What is the black bear reproductive cycle?
Black bear females typically produce cubs every two years once they become mature. The 2-year reproductive cycle is genetically timed to fit the annual cycle of plant growth and fruiting of the region.
In northeastern Minnesota, black bears mate in late May or June. Sperm fertilizes microscopic eggs in the uterus, and each egg quickly develops into a tiny ball of cells called a blastocyst. Black bears have delayed implantation, which means the blastocysts suspend further development until they implant in the uterine wall in November. After implantation, the blastocysts develop rapidly and become cubs that are born in mid to late January.
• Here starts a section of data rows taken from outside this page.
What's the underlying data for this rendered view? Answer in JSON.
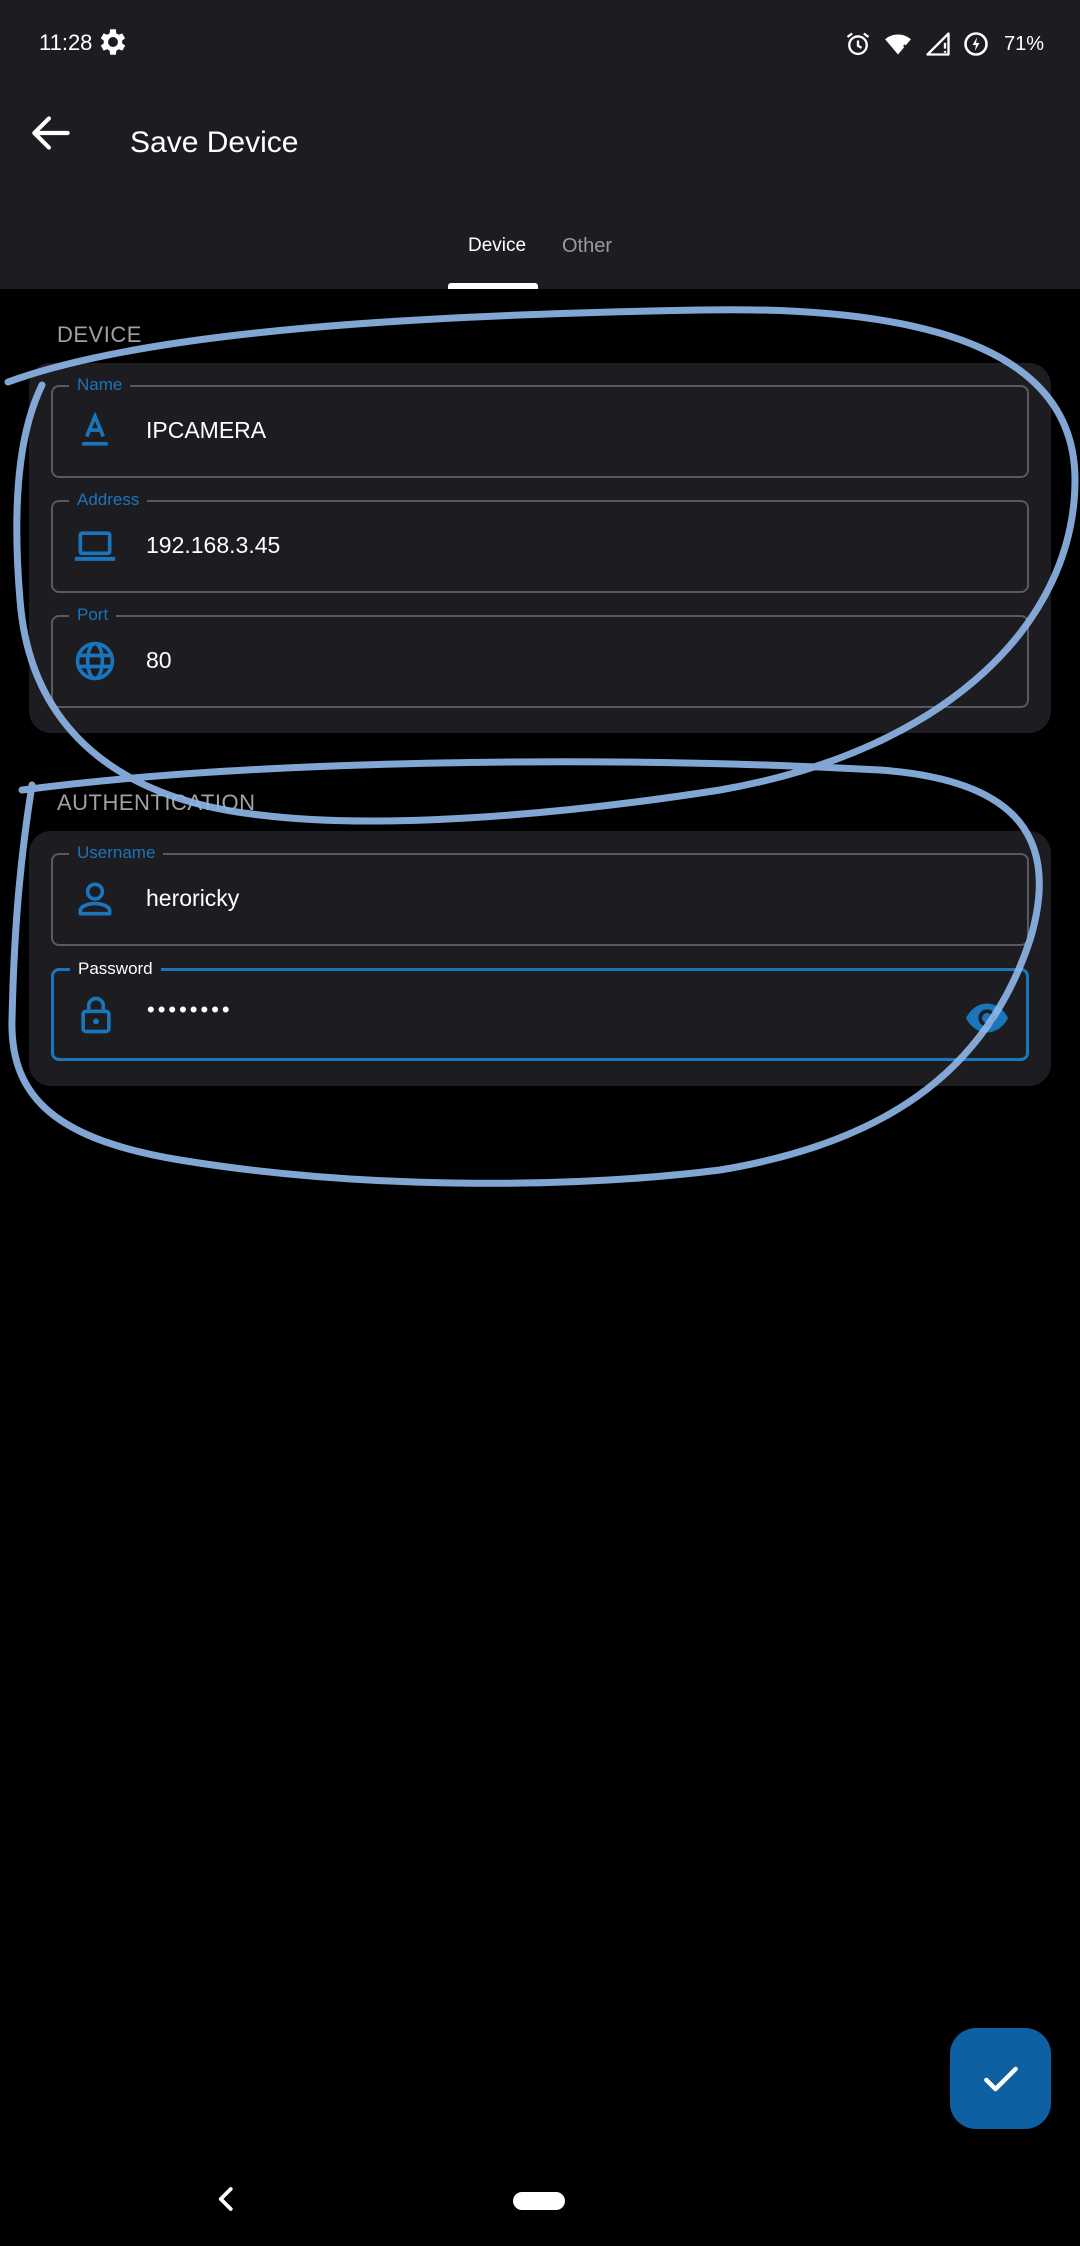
{
  "status_bar": {
    "time": "11:28",
    "battery_percent": "71%",
    "icons": [
      "gear-icon",
      "alarm-icon",
      "wifi-icon",
      "signal-icon",
      "battery-saver-icon"
    ]
  },
  "app_bar": {
    "title": "Save Device",
    "back_icon": "arrow-left-icon"
  },
  "tabs": [
    {
      "label": "Device",
      "selected": true
    },
    {
      "label": "Other",
      "selected": false
    }
  ],
  "sections": {
    "device": {
      "label": "DEVICE",
      "fields": [
        {
          "label": "Name",
          "value": "IPCAMERA",
          "icon": "text-format-icon"
        },
        {
          "label": "Address",
          "value": "192.168.3.45",
          "icon": "laptop-icon"
        },
        {
          "label": "Port",
          "value": "80",
          "icon": "globe-icon"
        }
      ]
    },
    "authentication": {
      "label": "AUTHENTICATION",
      "fields": [
        {
          "label": "Username",
          "value": "heroricky",
          "icon": "person-icon"
        },
        {
          "label": "Password",
          "value": "••••••••",
          "icon": "lock-icon",
          "focused": true,
          "trailing_icon": "eye-icon"
        }
      ]
    }
  },
  "fab": {
    "icon": "check-icon"
  },
  "colors": {
    "accent": "#1b75bb",
    "fab": "#0f5fa3",
    "surface": "#1d1c21",
    "background": "#000000",
    "annotation": "#8fb8ea"
  },
  "nav_bar": {
    "icons": [
      "nav-back-icon",
      "nav-home-pill"
    ]
  }
}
Mother and cubs remain together for 16-17 months until May or June of the following year. Then, the family members separate, the mother mates again, and the 2-year cycle repeats.
Cub Survival in Litters of 1,2 3, or 4
What size litter contributes the highest number of surviving cubs to the next generation? In northeastern Minnesota, it is litters of three.
The litter size (3) that contributed the highest number of surviving cubs (2.45) to the next generation was also the most common litter size; 22 (63%) of 35 litters were 3.
Litters of 1 or 2 were usually from first-time mothers. Subsequent litters from these mothers were typically 3.
Litters of 4 showed a higher death rate. Only half those cubs survived a year or more.
Litters of 5 are rare but have been reported from Minnesota, Pennsylvania, New Jersey, and New England. A litter of 6 was reported from Pennsylvania.
Black Bear Litter Size
How many cubs can black bears have? The record is six in Pennsylvania. Most litters are two or three. Two is most common in western North America. Three is most common in Minnesota and eastward in North America where food tends to be more abundant than in the west.
In New Hampshire, Tom Sears saw a litter of five shortly after the family emerged from a den in April 2007. He photographed them 6 weeks later when the cubs were about 5 months old.
Can malnourished black bears reproduce?
In northeastern Minnesota, black bear females reproduce best if they weigh over 176 pounds in the fall. Twenty-eight (93%) of 30 pregnant females weighing over 176 pounds produced surviving cubs, but 16 weighing less than 148 pounds produced no cubs. Of 8 weighing between 148 and 176, only 4 produced cubs, and 43% of their cubs died.
The usual interval between litters is 2 years. But when natural foods are scarce, it sometimes takes 3 or 4 years for mothers to build up enough body reserves to produce the next litter.